Help Your Child Conquer ADHD In The Classroom

Attention Deficit Hyperactivity Disorder (ADHD) is one of the most commonly diagnosed mental disorders in children. About 10% of children ages 4 to 17 suffer from Attention Deficit Hyperactivity Disorder (ADHD), according to data collected from 2015 to 2016 by the National Health Interview Survey (NHIS).

Children diagnosed with ADHD often perform poorly in school as they struggle to control their hyperactivity and/or impulsivity. This significantly impacts their ability to learn effectively.

Many children with ADHD also have at least one additional mental health diagnosis, often behavior/conduct problems or anxiety — and these students are at an even greater risk of poor outcomes. Given the critical importance of education to success in life, it’s especially important that you know how to help your child achieve their full potential at school.

Understand the Struggles Your Child Must Overcome at School

If your child’s ADHD symptoms are minor at home, they may surface in full force at school because they must sit still for long periods of time. Some symptoms of ADHD that may show up in a school setting include:

  • Carelessness in schoolwork
  • Forgetfulness and distraction
  • Difficulty staying on task
  • Failure to complete assignments
  • Trouble with organization
  • Talking excessively, interrupting, or blurting out answers
  • Risky behaviors, such as running or climbing in situations when it’s not appropriate
  • Constant motion, such as fidgeting, tapping, or moving around the classroom

In a crowded classroom, the disruptive behaviors associated with ADHD can sometimes feel overwhelming for everyone, including your child, their classmates, and their teacher. So it’s imperative that you partner with your child’s teacher to implement strategies for an effective learning environment.

Strategies for Engaging Your Child in the Classroom

While medication may help your child to better manage their classroom behaviors, non-pharmacological interventions can also be effective. Dr. Emma Sciberras, an Australian researcher who leads the Children’s Attention Project research study, has explored the positive role of cognitive behavior therapy for children with ADHD. In a 2018 “Research Files” podcast interview, Dr. Sciberras shared some creative strategies for engaging students with ADHD in the classroom. These include:

  • Individualizing teaching to the student as much as possible;
  • Leveling the playing field for the student by allowing typed assignments instead of handwritten ones or providing audio books and notes;
  • Incorporating movement into the classroom setting;
  • Designing creative ways to demonstrate competencies, such as allowing students to produce a website or make a short film instead of writing a paper;
  • Creating clear and reassuring transition routines to help students move from one activity to the next; and
  • Partnering the teacher and parent(s) for better classroom behaviors.

Make sure to discuss these and other strategies with your child’s teacher, and follow up with the teacher on a regular basis to make sure the strategies are effective. If they aren’t, try something new.

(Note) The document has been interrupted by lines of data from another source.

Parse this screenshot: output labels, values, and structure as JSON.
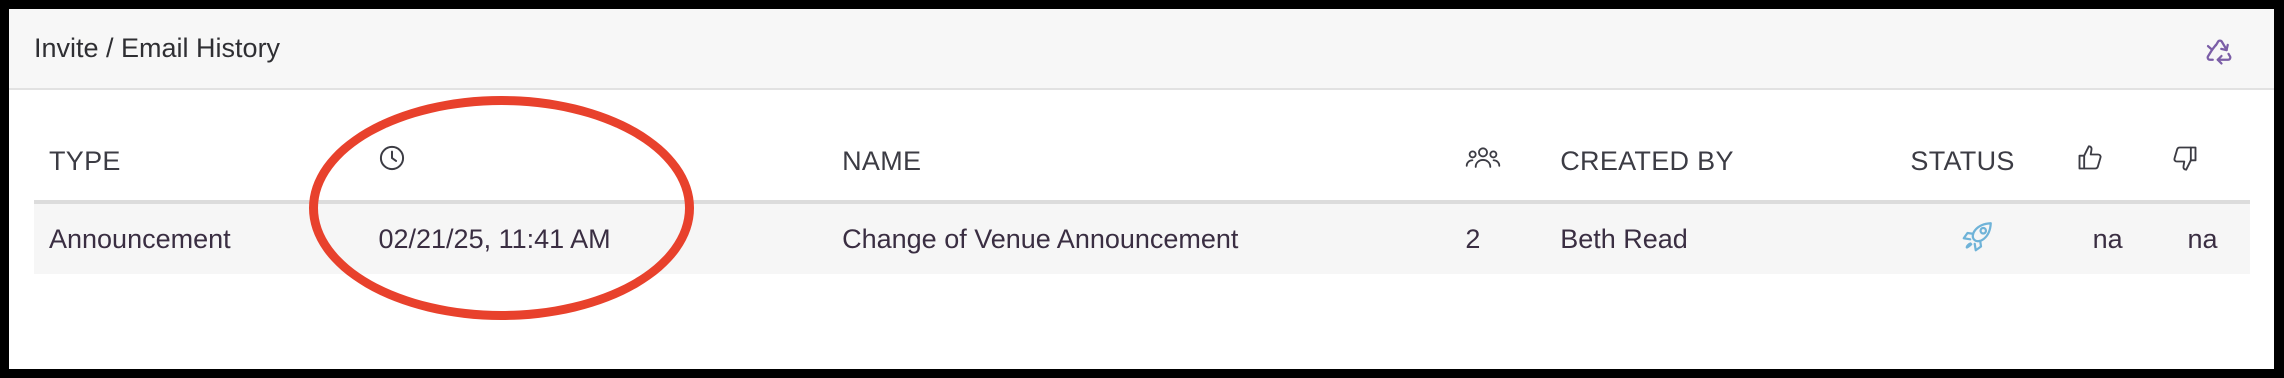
{
  "header": {
    "title": "Invite / Email History",
    "refresh_icon": "recycle-icon",
    "refresh_icon_color": "#7b5ea7"
  },
  "table": {
    "columns": [
      {
        "key": "type",
        "label": "TYPE"
      },
      {
        "key": "sent",
        "label": "",
        "icon": "clock-icon"
      },
      {
        "key": "name",
        "label": "NAME"
      },
      {
        "key": "recipients",
        "label": "",
        "icon": "people-icon"
      },
      {
        "key": "created_by",
        "label": "CREATED BY"
      },
      {
        "key": "status",
        "label": "STATUS"
      },
      {
        "key": "likes",
        "label": "",
        "icon": "thumbs-up-icon"
      },
      {
        "key": "dislikes",
        "label": "",
        "icon": "thumbs-down-icon"
      }
    ],
    "rows": [
      {
        "type": "Announcement",
        "sent": "02/21/25, 11:41 AM",
        "name": "Change of Venue Announcement",
        "recipients": "2",
        "created_by": "Beth Read",
        "status_icon": "rocket-icon",
        "status_color": "#6fb3d8",
        "likes": "na",
        "dislikes": "na"
      }
    ]
  },
  "annotation": {
    "shape": "ellipse",
    "color": "#e8412c"
  }
}
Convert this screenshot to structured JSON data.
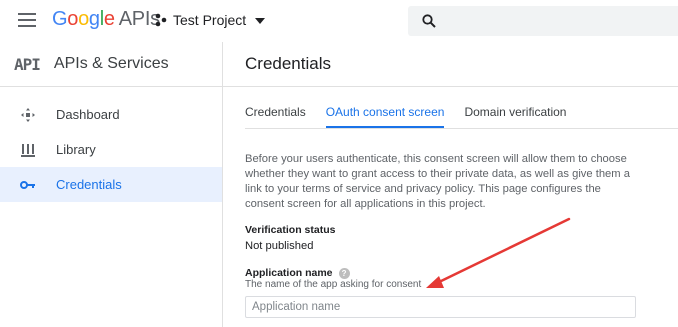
{
  "topbar": {
    "logo_google": "Google",
    "logo_apis": "APIs",
    "project_name": "Test Project"
  },
  "sidebar": {
    "badge": "API",
    "title": "APIs & Services",
    "items": [
      {
        "label": "Dashboard",
        "icon": "dashboard-icon",
        "active": false
      },
      {
        "label": "Library",
        "icon": "library-icon",
        "active": false
      },
      {
        "label": "Credentials",
        "icon": "key-icon",
        "active": true
      }
    ]
  },
  "main": {
    "title": "Credentials",
    "tabs": [
      {
        "label": "Credentials",
        "active": false
      },
      {
        "label": "OAuth consent screen",
        "active": true
      },
      {
        "label": "Domain verification",
        "active": false
      }
    ],
    "description": "Before your users authenticate, this consent screen will allow them to choose whether they want to grant access to their private data, as well as give them a link to your terms of service and privacy policy. This page configures the consent screen for all applications in this project.",
    "verification_label": "Verification status",
    "verification_value": "Not published",
    "app_name_label": "Application name",
    "app_name_help": "The name of the app asking for consent",
    "app_name_placeholder": "Application name",
    "app_name_value": ""
  },
  "colors": {
    "accent": "#1a73e8",
    "active_bg": "#e8f0fe",
    "annotation_arrow": "#e53935"
  }
}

One intervention that may help your child with time management and organization skills is called the Homework, Organization, and Planning Skills (HOPS). A 2012 study of middle school students with ADHD diagnoses showed that this intervention was simple for teachers to implement and resulted in higher grades for students who participated in the program when compared with a waitlisted control group. Your child’s school psychologist may have more information about this intervention.

One thing to keep in mind is that ADHD can look different in boys and girls. Compared with girls, boys are four times as likely to be diagnosed with the condition, which led researchers to conclude that the disorder may be underdiagnosed in the female population. Girls tend to be less hyperactive and more inattentive, which may manifest as low self-esteem, underachievement, anxiety, or depression. While boys in constant motion may seem like a more immediate classroom concern, girls with the “quieter” symptoms of ADHD can greatly benefit from an early diagnosis and treatment.

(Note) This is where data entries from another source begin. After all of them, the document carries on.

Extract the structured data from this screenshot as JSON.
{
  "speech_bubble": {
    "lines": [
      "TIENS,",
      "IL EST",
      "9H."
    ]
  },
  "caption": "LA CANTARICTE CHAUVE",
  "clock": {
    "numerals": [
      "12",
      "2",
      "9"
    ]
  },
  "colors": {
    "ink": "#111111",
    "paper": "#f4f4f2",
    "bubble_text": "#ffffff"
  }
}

The Importance of Movement for Children With ADHD

In a 2019 article on classroom management, the ADDitude ADHD editorial board noted that incorporating regular opportunities for movement, providing students with breaks, and arranging alternative seating — such as standing desks for work or pillows for reading activities — are proactive ways to ensure that the whole class is on-task.

In fact, movement is critical to successfully managing disruptive behaviors for students with ADHD, which is why the age-old practice of taking away recess as a punishment for behavior problems can really backfire.

Finally, by knowing the symptoms of common mental health disorders like ADHD and providing a supportive and positive home and classroom environment, you can set up your child for success in school and in life.

Liza Long is a writer, educator, mental health advocate and mother of four children, one of whom has bipolar disorder. She is the author of the essay “I Am Adam Lanza’s Mother” and her book, The Price of Silence: A Mom’s Perspective on Mental Illness, won a 2015 “Books for a Better Life” Award. Liza advocates for mental health care on national level and regularly contributes to Huffington Post and Psychology Today.

The opinions, representations and statements made within this guest article are those of the author and do not necessarily reflect those of One in Five Minds or Clarity Child Guidance Center. Any copyright remains with the author and any liability with regard to infringement of intellectual property rights remain with them. One in Five Minds and Clarity Child Guidance Center accepts no liability for any errors, omissions or representations.